The data must be written out once more, precisely as given.

☆ ☆ ☆

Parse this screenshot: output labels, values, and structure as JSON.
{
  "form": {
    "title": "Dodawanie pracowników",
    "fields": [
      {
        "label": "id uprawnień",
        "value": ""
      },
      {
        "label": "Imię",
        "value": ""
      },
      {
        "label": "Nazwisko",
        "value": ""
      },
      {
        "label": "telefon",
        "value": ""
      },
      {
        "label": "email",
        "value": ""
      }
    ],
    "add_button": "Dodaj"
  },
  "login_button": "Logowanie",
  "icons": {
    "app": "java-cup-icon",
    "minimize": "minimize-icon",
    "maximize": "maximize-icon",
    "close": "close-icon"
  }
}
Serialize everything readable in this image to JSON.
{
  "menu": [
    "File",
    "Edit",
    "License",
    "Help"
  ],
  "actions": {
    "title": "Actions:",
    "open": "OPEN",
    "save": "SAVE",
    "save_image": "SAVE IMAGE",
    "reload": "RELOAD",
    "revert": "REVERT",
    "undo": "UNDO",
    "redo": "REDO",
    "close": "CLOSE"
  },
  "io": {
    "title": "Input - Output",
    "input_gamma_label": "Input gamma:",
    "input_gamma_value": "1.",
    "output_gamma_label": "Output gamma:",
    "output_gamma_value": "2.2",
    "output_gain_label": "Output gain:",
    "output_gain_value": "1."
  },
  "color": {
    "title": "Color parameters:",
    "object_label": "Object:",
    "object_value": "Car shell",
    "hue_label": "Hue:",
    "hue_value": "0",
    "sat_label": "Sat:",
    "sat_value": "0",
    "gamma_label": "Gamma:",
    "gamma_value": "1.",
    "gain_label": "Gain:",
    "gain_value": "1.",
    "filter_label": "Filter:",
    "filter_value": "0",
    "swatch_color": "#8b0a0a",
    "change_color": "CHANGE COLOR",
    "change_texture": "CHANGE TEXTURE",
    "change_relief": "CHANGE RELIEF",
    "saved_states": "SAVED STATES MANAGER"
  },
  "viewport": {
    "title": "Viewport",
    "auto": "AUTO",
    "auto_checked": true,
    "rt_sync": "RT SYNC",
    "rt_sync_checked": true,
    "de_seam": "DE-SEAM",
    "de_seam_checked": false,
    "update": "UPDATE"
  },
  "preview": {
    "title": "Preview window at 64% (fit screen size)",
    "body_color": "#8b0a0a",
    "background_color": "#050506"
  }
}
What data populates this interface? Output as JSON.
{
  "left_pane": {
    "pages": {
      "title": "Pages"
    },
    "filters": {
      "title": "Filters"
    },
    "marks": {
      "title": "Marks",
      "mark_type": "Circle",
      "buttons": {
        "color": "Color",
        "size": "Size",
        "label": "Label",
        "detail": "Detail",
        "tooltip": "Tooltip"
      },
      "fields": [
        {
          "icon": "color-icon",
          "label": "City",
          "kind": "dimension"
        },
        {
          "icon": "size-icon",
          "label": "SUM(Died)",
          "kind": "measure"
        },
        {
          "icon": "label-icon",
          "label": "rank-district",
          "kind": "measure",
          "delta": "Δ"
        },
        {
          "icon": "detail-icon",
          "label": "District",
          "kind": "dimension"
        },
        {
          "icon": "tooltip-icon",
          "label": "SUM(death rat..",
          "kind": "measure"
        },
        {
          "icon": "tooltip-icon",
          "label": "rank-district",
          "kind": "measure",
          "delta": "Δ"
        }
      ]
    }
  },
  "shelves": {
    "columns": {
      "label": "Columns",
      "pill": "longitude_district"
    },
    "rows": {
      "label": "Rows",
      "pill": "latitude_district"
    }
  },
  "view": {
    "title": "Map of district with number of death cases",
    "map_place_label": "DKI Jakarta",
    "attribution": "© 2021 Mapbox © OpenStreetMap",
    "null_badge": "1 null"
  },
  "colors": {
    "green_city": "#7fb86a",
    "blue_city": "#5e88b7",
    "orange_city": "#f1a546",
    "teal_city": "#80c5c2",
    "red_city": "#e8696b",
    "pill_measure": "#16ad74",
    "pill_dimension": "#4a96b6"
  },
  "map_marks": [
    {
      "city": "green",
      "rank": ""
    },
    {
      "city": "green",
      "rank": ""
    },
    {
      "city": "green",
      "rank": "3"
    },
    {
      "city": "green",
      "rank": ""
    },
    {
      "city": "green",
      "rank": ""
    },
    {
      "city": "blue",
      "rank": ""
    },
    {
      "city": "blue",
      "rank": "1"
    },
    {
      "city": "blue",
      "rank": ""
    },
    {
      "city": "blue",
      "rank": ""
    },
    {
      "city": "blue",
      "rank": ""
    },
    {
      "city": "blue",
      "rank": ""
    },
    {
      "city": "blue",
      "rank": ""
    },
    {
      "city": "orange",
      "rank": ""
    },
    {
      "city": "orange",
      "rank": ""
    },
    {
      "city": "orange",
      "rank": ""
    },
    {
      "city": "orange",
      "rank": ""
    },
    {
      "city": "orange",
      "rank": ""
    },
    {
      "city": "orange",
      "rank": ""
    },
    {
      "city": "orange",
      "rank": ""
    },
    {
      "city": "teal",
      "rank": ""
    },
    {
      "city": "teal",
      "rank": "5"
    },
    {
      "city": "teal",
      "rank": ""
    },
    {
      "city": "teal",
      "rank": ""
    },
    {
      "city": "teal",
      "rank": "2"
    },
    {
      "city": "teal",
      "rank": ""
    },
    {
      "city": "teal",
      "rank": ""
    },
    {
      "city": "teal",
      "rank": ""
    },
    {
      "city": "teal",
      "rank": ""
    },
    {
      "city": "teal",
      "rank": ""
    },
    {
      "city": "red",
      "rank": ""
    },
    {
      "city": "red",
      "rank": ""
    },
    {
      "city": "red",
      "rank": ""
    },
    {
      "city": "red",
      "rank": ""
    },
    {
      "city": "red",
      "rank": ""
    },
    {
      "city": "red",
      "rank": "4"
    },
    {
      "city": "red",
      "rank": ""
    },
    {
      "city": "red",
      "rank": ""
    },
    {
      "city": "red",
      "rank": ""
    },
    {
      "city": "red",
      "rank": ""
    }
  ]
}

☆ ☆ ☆

** Solution for this problem **
Parse this screenshot: output labels, values, and structure as JSON.
{
  "form": {
    "title": "Dodawanie pracowników",
    "fields": [
      {
        "label": "id uprawnień",
        "value": ""
      },
      {
        "label": "Imię",
        "value": ""
      },
      {
        "label": "Nazwisko",
        "value": ""
      },
      {
        "label": "telefon",
        "value": ""
      },
      {
        "label": "email",
        "value": ""
      }
    ],
    "add_button": "Dodaj"
  },
  "login_button": "Logowanie",
  "icons": {
    "app": "java-cup-icon",
    "minimize": "minimize-icon",
    "maximize": "maximize-icon",
    "close": "close-icon"
  }
}
Serialize everything readable in this image to JSON.
{
  "menu": [
    "File",
    "Edit",
    "License",
    "Help"
  ],
  "actions": {
    "title": "Actions:",
    "open": "OPEN",
    "save": "SAVE",
    "save_image": "SAVE IMAGE",
    "reload": "RELOAD",
    "revert": "REVERT",
    "undo": "UNDO",
    "redo": "REDO",
    "close": "CLOSE"
  },
  "io": {
    "title": "Input - Output",
    "input_gamma_label": "Input gamma:",
    "input_gamma_value": "1.",
    "output_gamma_label": "Output gamma:",
    "output_gamma_value": "2.2",
    "output_gain_label": "Output gain:",
    "output_gain_value": "1."
  },
  "color": {
    "title": "Color parameters:",
    "object_label": "Object:",
    "object_value": "Car shell",
    "hue_label": "Hue:",
    "hue_value": "0",
    "sat_label": "Sat:",
    "sat_value": "0",
    "gamma_label": "Gamma:",
    "gamma_value": "1.",
    "gain_label": "Gain:",
    "gain_value": "1.",
    "filter_label": "Filter:",
    "filter_value": "0",
    "swatch_color": "#8b0a0a",
    "change_color": "CHANGE COLOR",
    "change_texture": "CHANGE TEXTURE",
    "change_relief": "CHANGE RELIEF",
    "saved_states": "SAVED STATES MANAGER"
  },
  "viewport": {
    "title": "Viewport",
    "auto": "AUTO",
    "auto_checked": true,
    "rt_sync": "RT SYNC",
    "rt_sync_checked": true,
    "de_seam": "DE-SEAM",
    "de_seam_checked": false,
    "update": "UPDATE"
  },
  "preview": {
    "title": "Preview window at 64% (fit screen size)",
    "body_color": "#8b0a0a",
    "background_color": "#050506"
  }
}
What data populates this interface? Output as JSON.
{
  "left_pane": {
    "pages": {
      "title": "Pages"
    },
    "filters": {
      "title": "Filters"
    },
    "marks": {
      "title": "Marks",
      "mark_type": "Circle",
      "buttons": {
        "color": "Color",
        "size": "Size",
        "label": "Label",
        "detail": "Detail",
        "tooltip": "Tooltip"
      },
      "fields": [
        {
          "icon": "color-icon",
          "label": "City",
          "kind": "dimension"
        },
        {
          "icon": "size-icon",
          "label": "SUM(Died)",
          "kind": "measure"
        },
        {
          "icon": "label-icon",
          "label": "rank-district",
          "kind": "measure",
          "delta": "Δ"
        },
        {
          "icon": "detail-icon",
          "label": "District",
          "kind": "dimension"
        },
        {
          "icon": "tooltip-icon",
          "label": "SUM(death rat..",
          "kind": "measure"
        },
        {
          "icon": "tooltip-icon",
          "label": "rank-district",
          "kind": "measure",
          "delta": "Δ"
        }
      ]
    }
  },
  "shelves": {
    "columns": {
      "label": "Columns",
      "pill": "longitude_district"
    },
    "rows": {
      "label": "Rows",
      "pill": "latitude_district"
    }
  },
  "view": {
    "title": "Map of district with number of death cases",
    "map_place_label": "DKI Jakarta",
    "attribution": "© 2021 Mapbox © OpenStreetMap",
    "null_badge": "1 null"
  },
  "colors": {
    "green_city": "#7fb86a",
    "blue_city": "#5e88b7",
    "orange_city": "#f1a546",
    "teal_city": "#80c5c2",
    "red_city": "#e8696b",
    "pill_measure": "#16ad74",
    "pill_dimension": "#4a96b6"
  },
  "map_marks": [
    {
      "city": "green",
      "rank": ""
    },
    {
      "city": "green",
      "rank": ""
    },
    {
      "city": "green",
      "rank": "3"
    },
    {
      "city": "green",
      "rank": ""
    },
    {
      "city": "green",
      "rank": ""
    },
    {
      "city": "blue",
      "rank": ""
    },
    {
      "city": "blue",
      "rank": "1"
    },
    {
      "city": "blue",
      "rank": ""
    },
    {
      "city": "blue",
      "rank": ""
    },
    {
      "city": "blue",
      "rank": ""
    },
    {
      "city": "blue",
      "rank": ""
    },
    {
      "city": "blue",
      "rank": ""
    },
    {
      "city": "orange",
      "rank": ""
    },
    {
      "city": "orange",
      "rank": ""
    },
    {
      "city": "orange",
      "rank": ""
    },
    {
      "city": "orange",
      "rank": ""
    },
    {
      "city": "orange",
      "rank": ""
    },
    {
      "city": "orange",
      "rank": ""
    },
    {
      "city": "orange",
      "rank": ""
    },
    {
      "city": "teal",
      "rank": ""
    },
    {
      "city": "teal",
      "rank": "5"
    },
    {
      "city": "teal",
      "rank": ""
    },
    {
      "city": "teal",
      "rank": ""
    },
    {
      "city": "teal",
      "rank": "2"
    },
    {
      "city": "teal",
      "rank": ""
    },
    {
      "city": "teal",
      "rank": ""
    },
    {
      "city": "teal",
      "rank": ""
    },
    {
      "city": "teal",
      "rank": ""
    },
    {
      "city": "teal",
      "rank": ""
    },
    {
      "city": "red",
      "rank": ""
    },
    {
      "city": "red",
      "rank": ""
    },
    {
      "city": "red",
      "rank": ""
    },
    {
      "city": "red",
      "rank": ""
    },
    {
      "city": "red",
      "rank": ""
    },
    {
      "city": "red",
      "rank": "4"
    },
    {
      "city": "red",
      "rank": ""
    },
    {
      "city": "red",
      "rank": ""
    },
    {
      "city": "red",
      "rank": ""
    },
    {
      "city": "red",
      "rank": ""
    }
  ]
}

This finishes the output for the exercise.